- Work task
Could you set down the records below exactly as they are, with no pictures?

[Entries from a dataset of interfaces]
%%

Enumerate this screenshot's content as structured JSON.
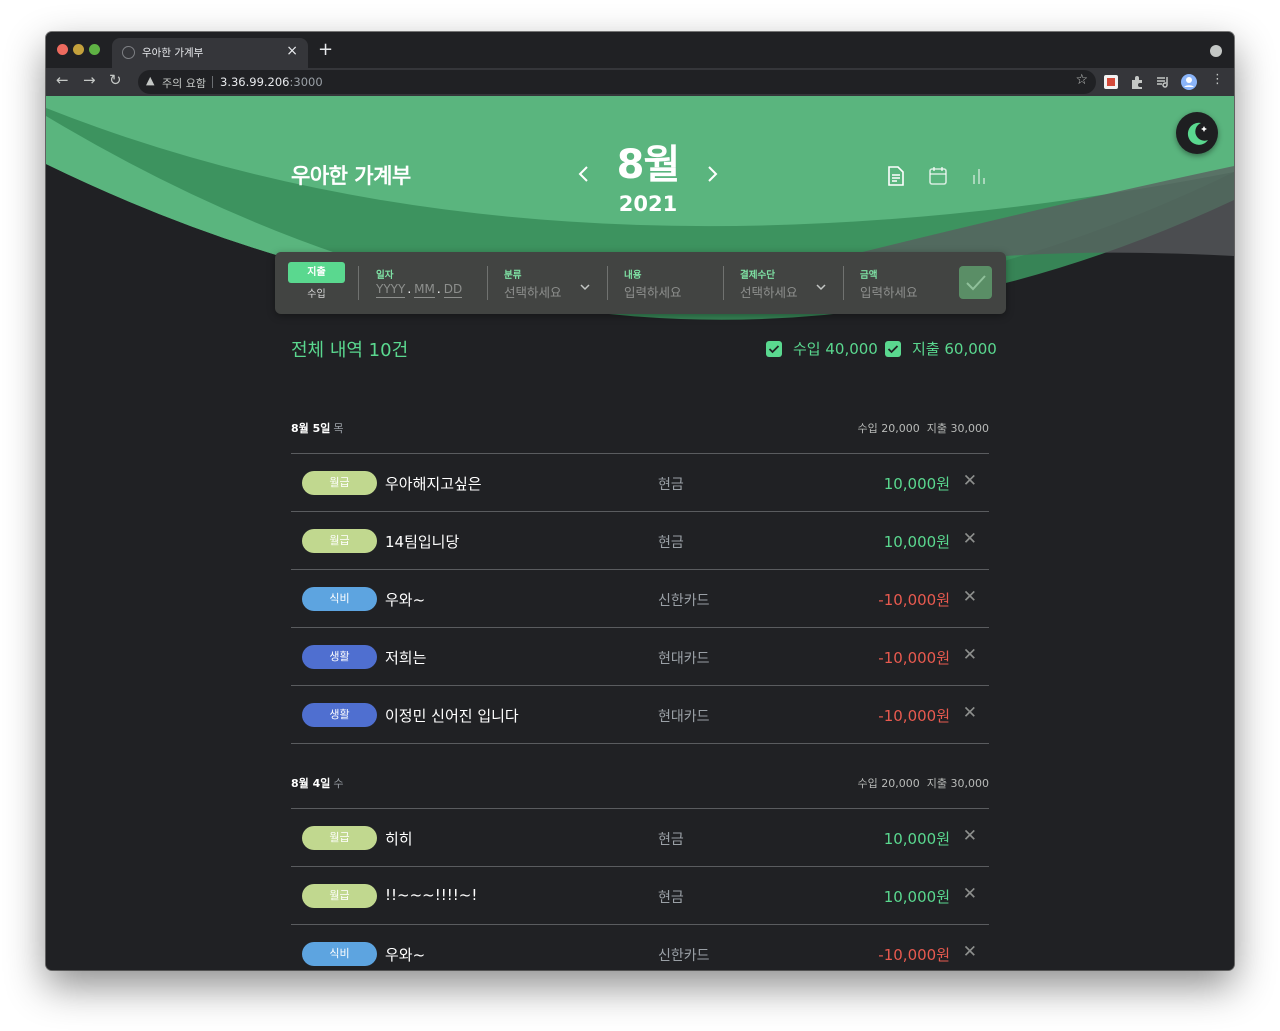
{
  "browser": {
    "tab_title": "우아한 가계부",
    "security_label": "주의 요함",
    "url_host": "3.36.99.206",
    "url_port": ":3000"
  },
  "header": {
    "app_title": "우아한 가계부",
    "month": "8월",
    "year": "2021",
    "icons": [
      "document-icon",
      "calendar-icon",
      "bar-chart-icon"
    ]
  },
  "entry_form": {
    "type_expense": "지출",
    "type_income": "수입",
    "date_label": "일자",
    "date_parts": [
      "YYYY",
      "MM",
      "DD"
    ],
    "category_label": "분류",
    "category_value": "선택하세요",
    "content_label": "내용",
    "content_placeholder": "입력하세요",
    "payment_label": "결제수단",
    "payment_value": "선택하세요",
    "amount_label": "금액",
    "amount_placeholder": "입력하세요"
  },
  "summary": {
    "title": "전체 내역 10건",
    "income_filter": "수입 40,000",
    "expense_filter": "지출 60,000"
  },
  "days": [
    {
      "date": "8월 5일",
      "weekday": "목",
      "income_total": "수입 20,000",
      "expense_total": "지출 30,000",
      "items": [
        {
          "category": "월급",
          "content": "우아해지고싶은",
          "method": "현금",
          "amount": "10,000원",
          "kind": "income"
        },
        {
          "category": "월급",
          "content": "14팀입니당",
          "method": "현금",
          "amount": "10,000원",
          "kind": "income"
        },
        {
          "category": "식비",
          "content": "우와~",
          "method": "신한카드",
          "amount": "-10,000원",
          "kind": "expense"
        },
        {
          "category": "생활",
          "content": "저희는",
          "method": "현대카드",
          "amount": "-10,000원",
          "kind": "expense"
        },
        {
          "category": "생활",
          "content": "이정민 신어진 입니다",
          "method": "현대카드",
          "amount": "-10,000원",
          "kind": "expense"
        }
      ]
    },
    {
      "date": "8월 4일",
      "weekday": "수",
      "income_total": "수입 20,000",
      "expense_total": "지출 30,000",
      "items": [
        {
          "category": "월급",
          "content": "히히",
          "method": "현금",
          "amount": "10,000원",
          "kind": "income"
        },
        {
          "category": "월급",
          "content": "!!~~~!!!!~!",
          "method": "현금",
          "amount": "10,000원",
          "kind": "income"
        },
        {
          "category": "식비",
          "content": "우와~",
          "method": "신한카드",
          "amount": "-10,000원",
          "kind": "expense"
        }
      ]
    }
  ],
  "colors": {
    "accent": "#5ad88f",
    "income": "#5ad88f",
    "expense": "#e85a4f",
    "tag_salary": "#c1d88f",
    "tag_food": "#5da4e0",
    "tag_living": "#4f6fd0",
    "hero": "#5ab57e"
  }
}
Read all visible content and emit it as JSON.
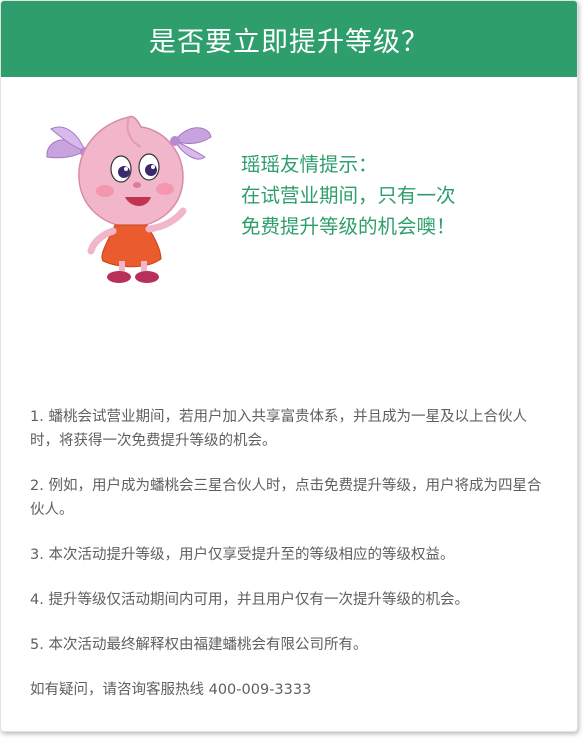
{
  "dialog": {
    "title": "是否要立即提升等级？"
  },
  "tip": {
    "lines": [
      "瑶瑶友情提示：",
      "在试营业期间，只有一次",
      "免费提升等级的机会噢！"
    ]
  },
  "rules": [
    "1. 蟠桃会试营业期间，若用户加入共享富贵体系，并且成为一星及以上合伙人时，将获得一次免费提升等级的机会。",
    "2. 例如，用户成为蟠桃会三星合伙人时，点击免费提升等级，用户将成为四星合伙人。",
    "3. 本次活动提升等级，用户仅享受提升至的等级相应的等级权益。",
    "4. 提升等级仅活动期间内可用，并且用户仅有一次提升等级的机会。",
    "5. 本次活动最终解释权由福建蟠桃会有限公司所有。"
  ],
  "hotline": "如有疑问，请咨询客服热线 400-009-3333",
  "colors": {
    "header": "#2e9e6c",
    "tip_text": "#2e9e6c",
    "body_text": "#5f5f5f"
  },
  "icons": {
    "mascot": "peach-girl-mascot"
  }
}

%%

- Solution to this exercise
Enumerate this screenshot's content as structured JSON.
{
  "browser": {
    "tab_title": "우아한 가계부",
    "security_label": "주의 요함",
    "url_host": "3.36.99.206",
    "url_port": ":3000"
  },
  "header": {
    "app_title": "우아한 가계부",
    "month": "8월",
    "year": "2021",
    "icons": [
      "document-icon",
      "calendar-icon",
      "bar-chart-icon"
    ]
  },
  "entry_form": {
    "type_expense": "지출",
    "type_income": "수입",
    "date_label": "일자",
    "date_parts": [
      "YYYY",
      "MM",
      "DD"
    ],
    "category_label": "분류",
    "category_value": "선택하세요",
    "content_label": "내용",
    "content_placeholder": "입력하세요",
    "payment_label": "결제수단",
    "payment_value": "선택하세요",
    "amount_label": "금액",
    "amount_placeholder": "입력하세요"
  },
  "summary": {
    "title": "전체 내역 10건",
    "income_filter": "수입 40,000",
    "expense_filter": "지출 60,000"
  },
  "days": [
    {
      "date": "8월 5일",
      "weekday": "목",
      "income_total": "수입 20,000",
      "expense_total": "지출 30,000",
      "items": [
        {
          "category": "월급",
          "content": "우아해지고싶은",
          "method": "현금",
          "amount": "10,000원",
          "kind": "income"
        },
        {
          "category": "월급",
          "content": "14팀입니당",
          "method": "현금",
          "amount": "10,000원",
          "kind": "income"
        },
        {
          "category": "식비",
          "content": "우와~",
          "method": "신한카드",
          "amount": "-10,000원",
          "kind": "expense"
        },
        {
          "category": "생활",
          "content": "저희는",
          "method": "현대카드",
          "amount": "-10,000원",
          "kind": "expense"
        },
        {
          "category": "생활",
          "content": "이정민 신어진 입니다",
          "method": "현대카드",
          "amount": "-10,000원",
          "kind": "expense"
        }
      ]
    },
    {
      "date": "8월 4일",
      "weekday": "수",
      "income_total": "수입 20,000",
      "expense_total": "지출 30,000",
      "items": [
        {
          "category": "월급",
          "content": "히히",
          "method": "현금",
          "amount": "10,000원",
          "kind": "income"
        },
        {
          "category": "월급",
          "content": "!!~~~!!!!~!",
          "method": "현금",
          "amount": "10,000원",
          "kind": "income"
        },
        {
          "category": "식비",
          "content": "우와~",
          "method": "신한카드",
          "amount": "-10,000원",
          "kind": "expense"
        }
      ]
    }
  ],
  "colors": {
    "accent": "#5ad88f",
    "income": "#5ad88f",
    "expense": "#e85a4f",
    "tag_salary": "#c1d88f",
    "tag_food": "#5da4e0",
    "tag_living": "#4f6fd0",
    "hero": "#5ab57e"
  }
}
Read all visible content and emit it as JSON.
{
  "dialog": {
    "title": "是否要立即提升等级？"
  },
  "tip": {
    "lines": [
      "瑶瑶友情提示：",
      "在试营业期间，只有一次",
      "免费提升等级的机会噢！"
    ]
  },
  "rules": [
    "1. 蟠桃会试营业期间，若用户加入共享富贵体系，并且成为一星及以上合伙人时，将获得一次免费提升等级的机会。",
    "2. 例如，用户成为蟠桃会三星合伙人时，点击免费提升等级，用户将成为四星合伙人。",
    "3. 本次活动提升等级，用户仅享受提升至的等级相应的等级权益。",
    "4. 提升等级仅活动期间内可用，并且用户仅有一次提升等级的机会。",
    "5. 本次活动最终解释权由福建蟠桃会有限公司所有。"
  ],
  "hotline": "如有疑问，请咨询客服热线 400-009-3333",
  "colors": {
    "header": "#2e9e6c",
    "tip_text": "#2e9e6c",
    "body_text": "#5f5f5f"
  },
  "icons": {
    "mascot": "peach-girl-mascot"
  }
}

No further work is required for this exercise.